Five young people from Andover visited the Houses of Parliament to inform members of the House of Commons and House of Lords about the challenges they face.
Members of the Streets Project aged 16-24 had informative meetings on Monday this week with Lord Stoneham of Droxford and MP Kit Malthouse to explain the difficulties and frustrations of being a young person in Andover.
Questions tabled included:
- Why are we expected to work and pay tax at 16, but without the ability to vote until 18?
- Why are we expected to stay in education when there’s no funding?
- Why are wages so low for young people when we can be doing the same jobs are adults
Lord Stoneham of Droxford showed practical sympathy on the subject of low wages for young people saying, “Employers will be wary because they won’t be sure if young people have the relevant experiences or disciplines.
“If you don’t offer some incentive to the employer, they will simply employ the adult.
“If everyone had the same rate of pay, we’d find less young people employed”.
Lord Stoneham visited Andover earlier this year on a fact-finding mission which was arranged by local businessman David Coole from JPD Property Services. The Liberal Democrat Chief Whip came to investigate the lack of youth services in Andover following closure of youth facility ‘The Junction’.
Young people who attended Parliament were Thomas Hurring (24), Ryan Howarth (20), Harry Bryant (16), Sophie Stanley (24) and Ethan Saupe (16). All are members of the Streets Project which is run and managed by Love Andover.
The Streets Project was started in 2015 to help young people in a peer education environment – to give them a sense of belonging, offer real qualifications (such as First Aid and Suicide Prevention) as well as providing drug, alcohol, sexual and mental health awareness and support.
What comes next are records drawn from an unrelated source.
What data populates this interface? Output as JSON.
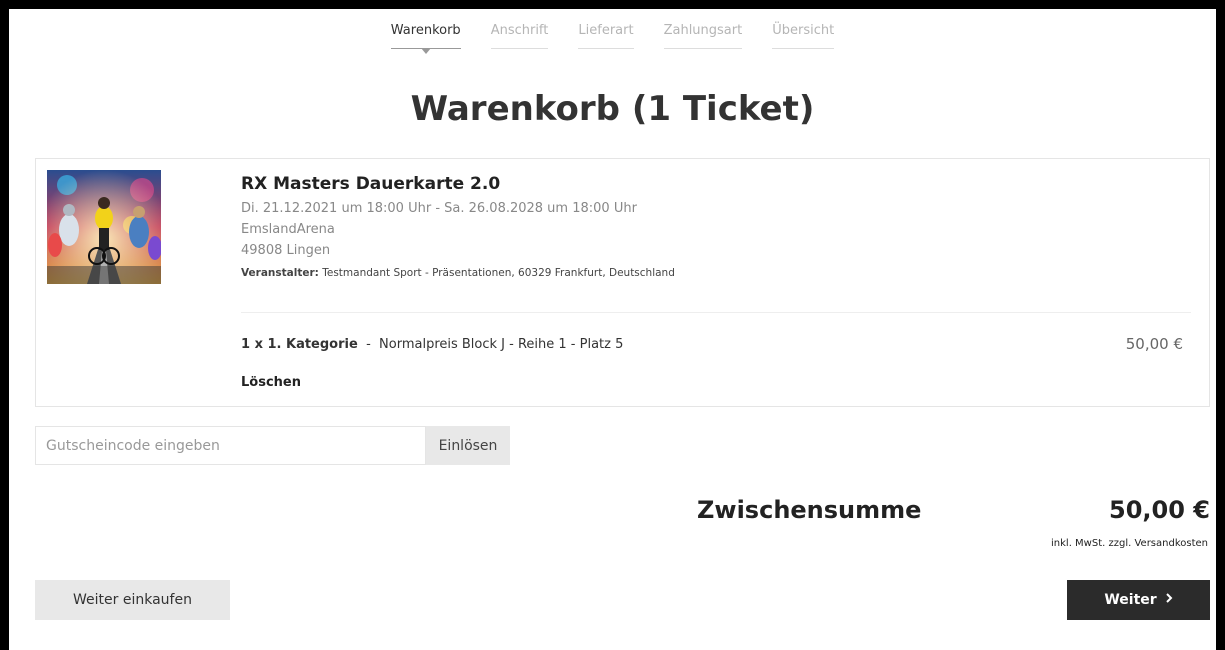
{
  "steps": [
    {
      "label": "Warenkorb",
      "active": true
    },
    {
      "label": "Anschrift",
      "active": false
    },
    {
      "label": "Lieferart",
      "active": false
    },
    {
      "label": "Zahlungsart",
      "active": false
    },
    {
      "label": "Übersicht",
      "active": false
    }
  ],
  "page_title": "Warenkorb (1 Ticket)",
  "event": {
    "title": "RX Masters Dauerkarte 2.0",
    "dates": "Di. 21.12.2021 um 18:00 Uhr - Sa. 26.08.2028 um 18:00 Uhr",
    "venue": "EmslandArena",
    "city": "49808 Lingen",
    "organizer_label": "Veranstalter:",
    "organizer_value": "Testmandant Sport - Präsentationen, 60329 Frankfurt, Deutschland"
  },
  "ticket": {
    "quantity_category": "1 x 1. Kategorie",
    "separator": "-",
    "details": "Normalpreis Block J - Reihe 1 - Platz 5",
    "price": "50,00 €",
    "delete_label": "Löschen"
  },
  "voucher": {
    "placeholder": "Gutscheincode eingeben",
    "value": "",
    "redeem_label": "Einlösen"
  },
  "summary": {
    "label": "Zwischensumme",
    "value": "50,00 €",
    "tax_note": "inkl. MwSt. zzgl. Versandkosten"
  },
  "actions": {
    "continue_shopping": "Weiter einkaufen",
    "next": "Weiter",
    "next_icon": "chevron-right-icon"
  },
  "colors": {
    "primary_button": "#2b2b2b",
    "secondary_button": "#e8e8e8",
    "inactive_step": "#b5b5b5"
  }
}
Alex Leigh, a former member of the Streets Project won the coveted Pride of Andover Sue Sheppard Award in October this year for winning his battle to overcome drug dependency and homelessness. Alex is now a regular and positive role model to others within the group.
A subsequent meeting with Kit Malthouse proved useful as he enquired about the development of the Streets Project and offered his support in finding funding for the group. He said, “It was a pleasure to see my good friend Mo Sweeney from Andover Radio and a group of young people from the constituency after their tour of these marvellous buildings.
“We discussed funding for youth services in Andover and I offered my support for their upcoming bids.”
With a wry smile on his face, 24-year old Tom Hurring said of the day, “It was really useful and fascinating, especially in the House of Lords… seeing peers playing on their phones while there were important matters to be discussed”.
Lord Stoneham who has offered his help with the growth of the Streets Project added, “I am sure [Kit Malthouse] would love to hear the further views of young people in Andover and will spend time to understand the difficulties you’re facing. If you want to have an influence, then you have to work through the people who are your elected representatives.”
The Streets Project visited London with assistance from Cathy Sherlock from the Army Welfare Service and the group is hoping to arrange a further meeting with Mr Malthouse.